#### TASK BRIEF:
Look through the listing below, and wherever a line has the string "selected", pull it out.

#### TASK DATA:

◇ ◇ ◇ ◇

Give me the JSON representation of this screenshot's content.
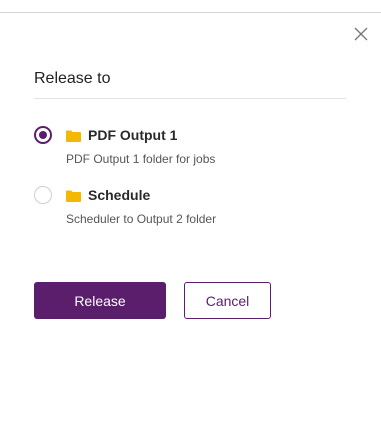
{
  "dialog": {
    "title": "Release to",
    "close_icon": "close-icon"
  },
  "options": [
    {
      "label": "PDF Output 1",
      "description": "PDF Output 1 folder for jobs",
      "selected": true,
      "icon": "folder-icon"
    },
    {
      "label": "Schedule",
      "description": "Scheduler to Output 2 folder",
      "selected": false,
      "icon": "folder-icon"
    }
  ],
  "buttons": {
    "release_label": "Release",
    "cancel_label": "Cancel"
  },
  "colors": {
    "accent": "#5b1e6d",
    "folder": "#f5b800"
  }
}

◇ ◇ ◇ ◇

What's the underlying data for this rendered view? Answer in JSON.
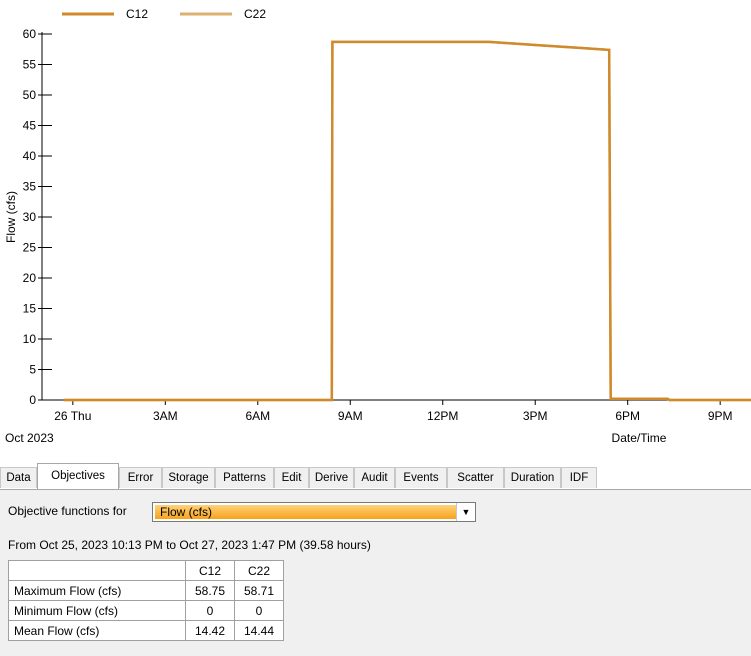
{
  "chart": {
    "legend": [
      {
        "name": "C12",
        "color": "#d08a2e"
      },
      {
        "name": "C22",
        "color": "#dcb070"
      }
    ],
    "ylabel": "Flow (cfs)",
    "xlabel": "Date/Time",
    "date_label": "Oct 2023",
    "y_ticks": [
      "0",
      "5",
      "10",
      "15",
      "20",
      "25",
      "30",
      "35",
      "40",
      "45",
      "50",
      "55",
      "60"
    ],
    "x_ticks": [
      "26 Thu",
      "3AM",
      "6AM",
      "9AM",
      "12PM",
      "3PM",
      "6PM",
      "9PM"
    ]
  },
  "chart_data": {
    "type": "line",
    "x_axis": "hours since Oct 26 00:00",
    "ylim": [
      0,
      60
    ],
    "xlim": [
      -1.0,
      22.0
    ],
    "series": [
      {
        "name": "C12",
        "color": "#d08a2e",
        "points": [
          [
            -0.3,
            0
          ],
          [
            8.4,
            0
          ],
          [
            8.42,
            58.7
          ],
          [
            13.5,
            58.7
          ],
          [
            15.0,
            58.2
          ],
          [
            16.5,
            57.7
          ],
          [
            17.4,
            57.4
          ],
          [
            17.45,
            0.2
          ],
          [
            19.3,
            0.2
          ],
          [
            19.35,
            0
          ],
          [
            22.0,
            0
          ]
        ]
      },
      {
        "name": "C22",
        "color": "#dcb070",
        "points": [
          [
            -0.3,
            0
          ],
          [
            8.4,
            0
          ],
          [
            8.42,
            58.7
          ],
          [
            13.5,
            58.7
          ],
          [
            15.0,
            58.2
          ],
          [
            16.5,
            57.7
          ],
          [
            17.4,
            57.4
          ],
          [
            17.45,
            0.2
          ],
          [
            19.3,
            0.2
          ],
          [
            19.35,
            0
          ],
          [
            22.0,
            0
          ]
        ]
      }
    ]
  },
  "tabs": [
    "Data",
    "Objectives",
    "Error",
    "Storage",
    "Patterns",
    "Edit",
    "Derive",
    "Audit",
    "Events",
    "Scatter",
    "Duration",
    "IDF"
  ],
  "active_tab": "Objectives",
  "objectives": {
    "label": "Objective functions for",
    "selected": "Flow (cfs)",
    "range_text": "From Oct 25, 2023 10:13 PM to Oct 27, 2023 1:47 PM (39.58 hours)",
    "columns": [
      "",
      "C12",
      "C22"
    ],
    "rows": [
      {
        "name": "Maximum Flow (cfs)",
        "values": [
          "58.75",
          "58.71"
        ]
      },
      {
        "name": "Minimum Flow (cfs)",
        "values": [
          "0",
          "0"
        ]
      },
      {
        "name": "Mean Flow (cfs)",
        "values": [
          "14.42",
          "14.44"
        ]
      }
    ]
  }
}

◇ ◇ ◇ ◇

#### OUTPUT BELOW:
      "selected": true,
      "selected": false,
    "selected": "Flow (cfs)",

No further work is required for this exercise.